According to Rupala, because of the scarcity of information regarding the advantages of using equipment and practices in terms of production and yield, agribusiness is not flourishing. He said that capacity building of local manufacturers in terms of quality and production would not only produce better equipment but also let them gain access to a larger market.
Parshottam Rupala pointed out that sustainable mechanization technologies needs to be developed and promoted to address the challenges associated with crop residue burning.
Itay Investment in Agriculture Sector

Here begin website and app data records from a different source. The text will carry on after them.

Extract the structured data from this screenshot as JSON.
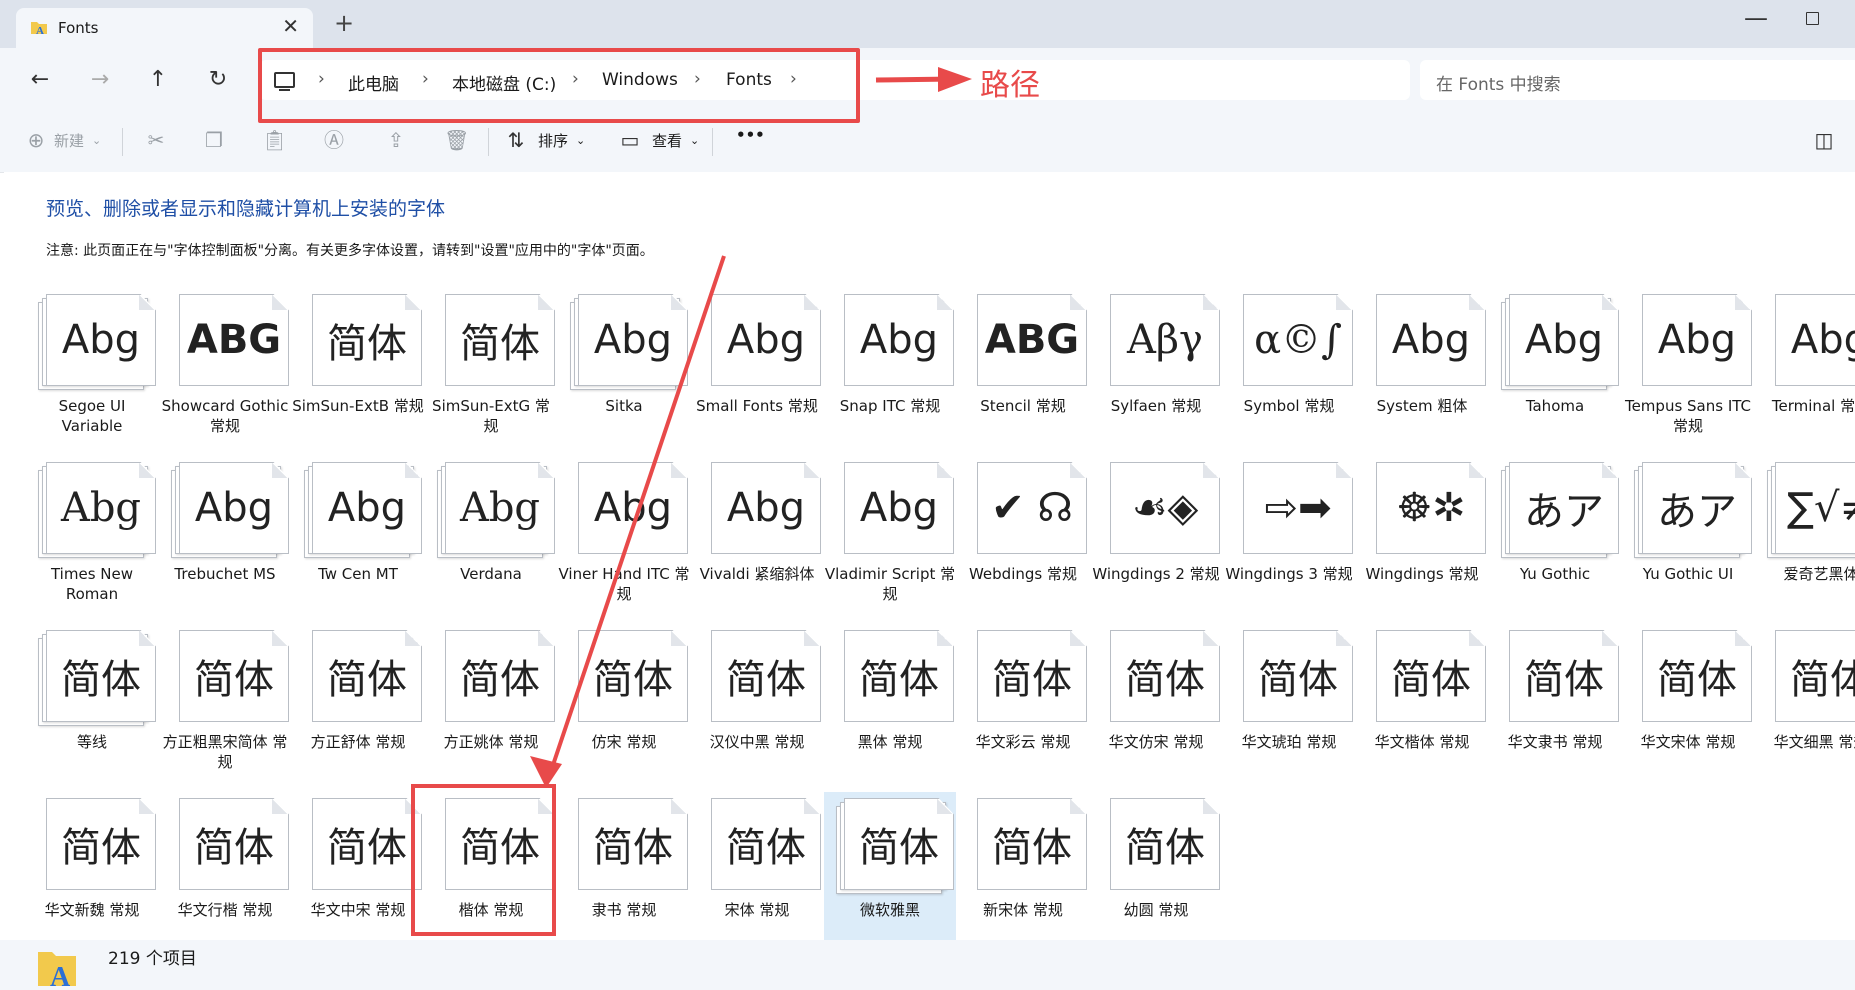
{
  "window": {
    "tab_title": "Fonts",
    "tab_close_glyph": "✕",
    "new_tab_glyph": "+",
    "minimize_glyph": "—"
  },
  "nav": {
    "back_glyph": "←",
    "forward_glyph": "→",
    "up_glyph": "↑",
    "refresh_glyph": "↻"
  },
  "breadcrumb": {
    "items": [
      "此电脑",
      "本地磁盘 (C:)",
      "Windows",
      "Fonts"
    ],
    "separator": "›"
  },
  "annotation": {
    "path_label": "路径",
    "color": "#e84a4a"
  },
  "search": {
    "placeholder": "在 Fonts 中搜索"
  },
  "commandbar": {
    "new_label": "新建",
    "sort_label": "排序",
    "view_label": "查看",
    "more_label": "•••"
  },
  "content": {
    "heading": "预览、删除或者显示和隐藏计算机上安装的字体",
    "note": "注意: 此页面正在与\"字体控制面板\"分离。有关更多字体设置，请转到\"设置\"应用中的\"字体\"页面。"
  },
  "fonts": [
    {
      "name": "Segoe UI Variable",
      "sample": "Abg",
      "stack": true
    },
    {
      "name": "Showcard Gothic 常规",
      "sample": "ABG",
      "stack": false
    },
    {
      "name": "SimSun-ExtB 常规",
      "sample": "简体",
      "stack": false
    },
    {
      "name": "SimSun-ExtG 常规",
      "sample": "简体",
      "stack": false
    },
    {
      "name": "Sitka",
      "sample": "Abg",
      "stack": true
    },
    {
      "name": "Small Fonts 常规",
      "sample": "Abg",
      "stack": false
    },
    {
      "name": "Snap ITC 常规",
      "sample": "Abg",
      "stack": false
    },
    {
      "name": "Stencil 常规",
      "sample": "ABG",
      "stack": false
    },
    {
      "name": "Sylfaen 常规",
      "sample": "Αβγ",
      "stack": false
    },
    {
      "name": "Symbol 常规",
      "sample": "α©∫",
      "stack": false
    },
    {
      "name": "System 粗体",
      "sample": "Abg",
      "stack": false
    },
    {
      "name": "Tahoma",
      "sample": "Abg",
      "stack": true
    },
    {
      "name": "Tempus Sans ITC 常规",
      "sample": "Abg",
      "stack": false
    },
    {
      "name": "Terminal 常规",
      "sample": "Abg",
      "stack": false
    },
    {
      "name": "Times New Roman",
      "sample": "Abg",
      "stack": true
    },
    {
      "name": "Trebuchet MS",
      "sample": "Abg",
      "stack": true
    },
    {
      "name": "Tw Cen MT",
      "sample": "Abg",
      "stack": true
    },
    {
      "name": "Verdana",
      "sample": "Abg",
      "stack": true
    },
    {
      "name": "Viner Hand ITC 常规",
      "sample": "Abg",
      "stack": false
    },
    {
      "name": "Vivaldi 紧缩斜体",
      "sample": "Abg",
      "stack": false
    },
    {
      "name": "Vladimir Script 常规",
      "sample": "Abg",
      "stack": false
    },
    {
      "name": "Webdings 常规",
      "sample": "✔ ☊",
      "stack": false
    },
    {
      "name": "Wingdings 2 常规",
      "sample": "☙◈",
      "stack": false
    },
    {
      "name": "Wingdings 3 常规",
      "sample": "⇨➡",
      "stack": false
    },
    {
      "name": "Wingdings 常规",
      "sample": "☸✲",
      "stack": false
    },
    {
      "name": "Yu Gothic",
      "sample": "あア",
      "stack": true
    },
    {
      "name": "Yu Gothic UI",
      "sample": "あア",
      "stack": true
    },
    {
      "name": "爱奇艺黑体",
      "sample": "∑√≠",
      "stack": true
    },
    {
      "name": "等线",
      "sample": "简体",
      "stack": true
    },
    {
      "name": "方正粗黑宋简体 常规",
      "sample": "简体",
      "stack": false
    },
    {
      "name": "方正舒体 常规",
      "sample": "简体",
      "stack": false
    },
    {
      "name": "方正姚体 常规",
      "sample": "简体",
      "stack": false
    },
    {
      "name": "仿宋 常规",
      "sample": "简体",
      "stack": false
    },
    {
      "name": "汉仪中黑 常规",
      "sample": "简体",
      "stack": false
    },
    {
      "name": "黑体 常规",
      "sample": "简体",
      "stack": false
    },
    {
      "name": "华文彩云 常规",
      "sample": "简体",
      "stack": false
    },
    {
      "name": "华文仿宋 常规",
      "sample": "简体",
      "stack": false
    },
    {
      "name": "华文琥珀 常规",
      "sample": "简体",
      "stack": false
    },
    {
      "name": "华文楷体 常规",
      "sample": "简体",
      "stack": false
    },
    {
      "name": "华文隶书 常规",
      "sample": "简体",
      "stack": false
    },
    {
      "name": "华文宋体 常规",
      "sample": "简体",
      "stack": false
    },
    {
      "name": "华文细黑 常规",
      "sample": "简体",
      "stack": false
    },
    {
      "name": "华文新魏 常规",
      "sample": "简体",
      "stack": false
    },
    {
      "name": "华文行楷 常规",
      "sample": "简体",
      "stack": false
    },
    {
      "name": "华文中宋 常规",
      "sample": "简体",
      "stack": false
    },
    {
      "name": "楷体 常规",
      "sample": "简体",
      "stack": false
    },
    {
      "name": "隶书 常规",
      "sample": "简体",
      "stack": false
    },
    {
      "name": "宋体 常规",
      "sample": "简体",
      "stack": false
    },
    {
      "name": "微软雅黑",
      "sample": "简体",
      "stack": true,
      "selected": true
    },
    {
      "name": "新宋体 常规",
      "sample": "简体",
      "stack": false
    },
    {
      "name": "幼圆 常规",
      "sample": "简体",
      "stack": false
    }
  ],
  "status": {
    "item_count": "219 个项目"
  }
}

According to Alessandro Liberatori, Trade Commissioner, said ”Italian Trade Agency, India and Italy have been sharing strong bilateral trade relations. Companies have been increasingly fostering their interests in India and Italian investments are expanding in India. Companies are specifically increasing their investments in Agriculture sector.”
He added that Italy will focus on developing newer customized technologies and support the Indian agriculture sector.

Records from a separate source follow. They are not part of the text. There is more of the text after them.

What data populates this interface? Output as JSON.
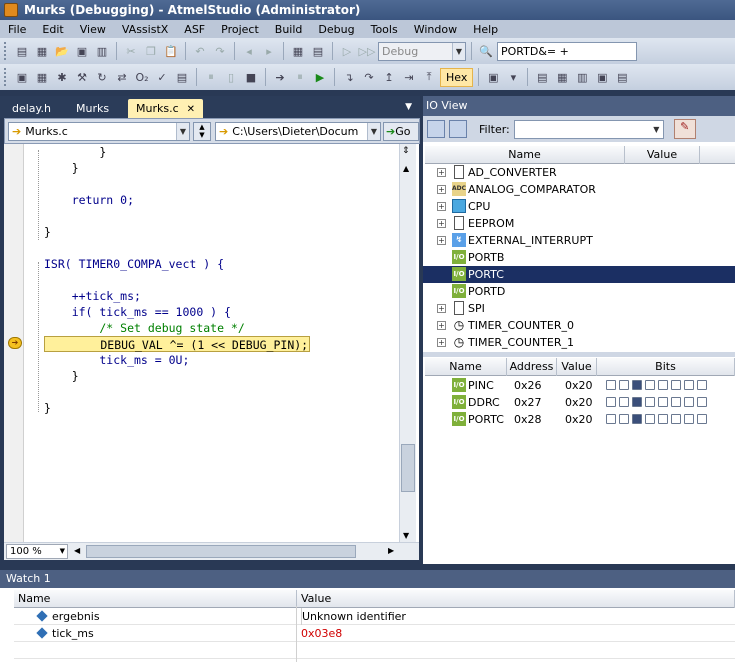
{
  "window": {
    "title": "Murks (Debugging) - AtmelStudio (Administrator)"
  },
  "menu": [
    "File",
    "Edit",
    "View",
    "VAssistX",
    "ASF",
    "Project",
    "Build",
    "Debug",
    "Tools",
    "Window",
    "Help"
  ],
  "toolbar": {
    "config_value": "Debug",
    "find_value": "PORTD&= +",
    "hex_label": "Hex"
  },
  "tabs": [
    {
      "label": "delay.h"
    },
    {
      "label": "Murks"
    },
    {
      "label": "Murks.c",
      "close": "✕"
    }
  ],
  "editor": {
    "file_combo": "Murks.c",
    "path_combo": "C:\\Users\\Dieter\\Docum",
    "go_label": "Go",
    "zoom": "100 %",
    "lines": [
      "        }",
      "    }",
      "",
      "    return 0;",
      "",
      "}",
      "",
      "ISR( TIMER0_COMPA_vect ) {",
      "",
      "    ++tick_ms;",
      "    if( tick_ms == 1000 ) {",
      "        /* Set debug state */",
      "        DEBUG_VAL ^= (1 << DEBUG_PIN);",
      "        tick_ms = 0U;",
      "    }",
      "",
      "}"
    ]
  },
  "ioview": {
    "title": "IO View",
    "filter_label": "Filter:",
    "filter_value": "",
    "col_name": "Name",
    "col_value": "Value",
    "tree": [
      {
        "label": "AD_CONVERTER",
        "icon": "doc-icon",
        "expand": "+"
      },
      {
        "label": "ANALOG_COMPARATOR",
        "icon": "adc-icon",
        "expand": "+"
      },
      {
        "label": "CPU",
        "icon": "cpu-icon",
        "expand": "+"
      },
      {
        "label": "EEPROM",
        "icon": "doc-icon",
        "expand": "+"
      },
      {
        "label": "EXTERNAL_INTERRUPT",
        "icon": "interrupt-icon",
        "expand": "+"
      },
      {
        "label": "PORTB",
        "icon": "io-icon",
        "expand": ""
      },
      {
        "label": "PORTC",
        "icon": "io-icon",
        "expand": "",
        "selected": true
      },
      {
        "label": "PORTD",
        "icon": "io-icon",
        "expand": ""
      },
      {
        "label": "SPI",
        "icon": "doc-icon",
        "expand": "+"
      },
      {
        "label": "TIMER_COUNTER_0",
        "icon": "clock-icon",
        "expand": "+"
      },
      {
        "label": "TIMER_COUNTER_1",
        "icon": "clock-icon",
        "expand": "+"
      }
    ],
    "io_icon_text": "I/O",
    "reg_headers": {
      "name": "Name",
      "address": "Address",
      "value": "Value",
      "bits": "Bits"
    },
    "registers": [
      {
        "name": "PINC",
        "address": "0x26",
        "value": "0x20",
        "bits": [
          0,
          0,
          1,
          0,
          0,
          0,
          0,
          0
        ]
      },
      {
        "name": "DDRC",
        "address": "0x27",
        "value": "0x20",
        "bits": [
          0,
          0,
          1,
          0,
          0,
          0,
          0,
          0
        ]
      },
      {
        "name": "PORTC",
        "address": "0x28",
        "value": "0x20",
        "bits": [
          0,
          0,
          1,
          0,
          0,
          0,
          0,
          0
        ]
      }
    ]
  },
  "watch": {
    "title": "Watch 1",
    "col_name": "Name",
    "col_value": "Value",
    "rows": [
      {
        "name": "ergebnis",
        "value": "Unknown identifier",
        "changed": false
      },
      {
        "name": "tick_ms",
        "value": "0x03e8",
        "changed": true
      }
    ]
  },
  "colors": {
    "accent": "#1b2f63",
    "current_line": "#fff09b",
    "changed_value": "#d00000"
  }
}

Alessandro Malavolti, President, FEDERUNACOMA, Italy, said that mechanization is not only important to increase productivity but it is also important to combat the problems of climate change.
India is also one of the largest manufacturers of equipment such as tractors, harvesters and tillers. Domestic sales of tractors have increased from 3 lakh units in FY09 to 7.8 lakh units in FY19, registering a phenomenal CAGR of 10 per cent%. Farm mechanization in India is in the initial stages, with the mechanization level ranging from 40–45 per cent which is very low compared to that in developed economies, where mechanization has reached beyond 90 per cent